▶ [WORK INSTRUCTIONS]
Which lines have the string "info"? Copy all of them from the entries below.

▶ [DATA TO USE]
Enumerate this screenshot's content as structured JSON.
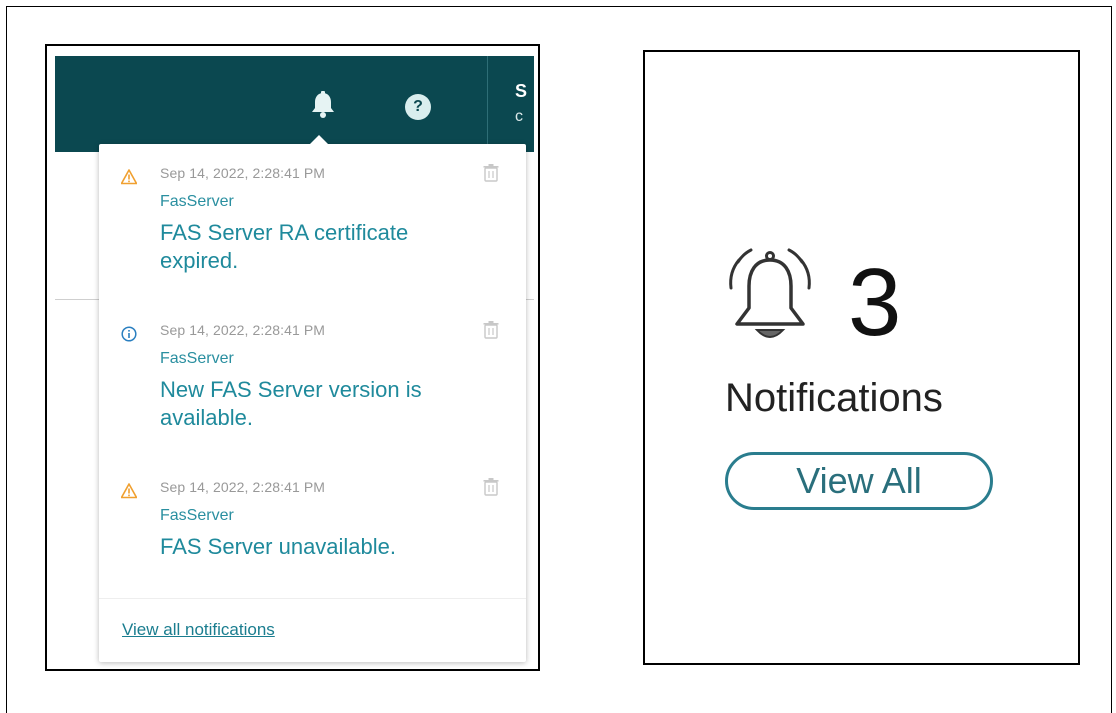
{
  "topbar": {
    "clipped_line1": "S",
    "clipped_line2": "c",
    "help_glyph": "?",
    "bell_icon": "bell-icon",
    "help_icon": "help-circle-icon",
    "bg_color": "#0b4850"
  },
  "notifications": [
    {
      "severity": "warning",
      "severity_icon": "warning-triangle-icon",
      "timestamp": "Sep 14, 2022, 2:28:41 PM",
      "source": "FasServer",
      "message": "FAS Server RA certificate expired."
    },
    {
      "severity": "info",
      "severity_icon": "info-circle-icon",
      "timestamp": "Sep 14, 2022, 2:28:41 PM",
      "source": "FasServer",
      "message": "New FAS Server version is available."
    },
    {
      "severity": "warning",
      "severity_icon": "warning-triangle-icon",
      "timestamp": "Sep 14, 2022, 2:28:41 PM",
      "source": "FasServer",
      "message": "FAS Server unavailable."
    }
  ],
  "dropdown": {
    "view_all_link": "View all notifications"
  },
  "summary": {
    "count": "3",
    "label": "Notifications",
    "button_label": "View All",
    "bell_icon": "ringing-bell-icon"
  },
  "colors": {
    "accent": "#1f8a9c",
    "warning": "#f0a030",
    "info": "#2a7fc0"
  }
}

▶ [SOLVED EXERCISE]
      "severity": "info",
      "severity_icon": "info-circle-icon",
    "info": "#2a7fc0"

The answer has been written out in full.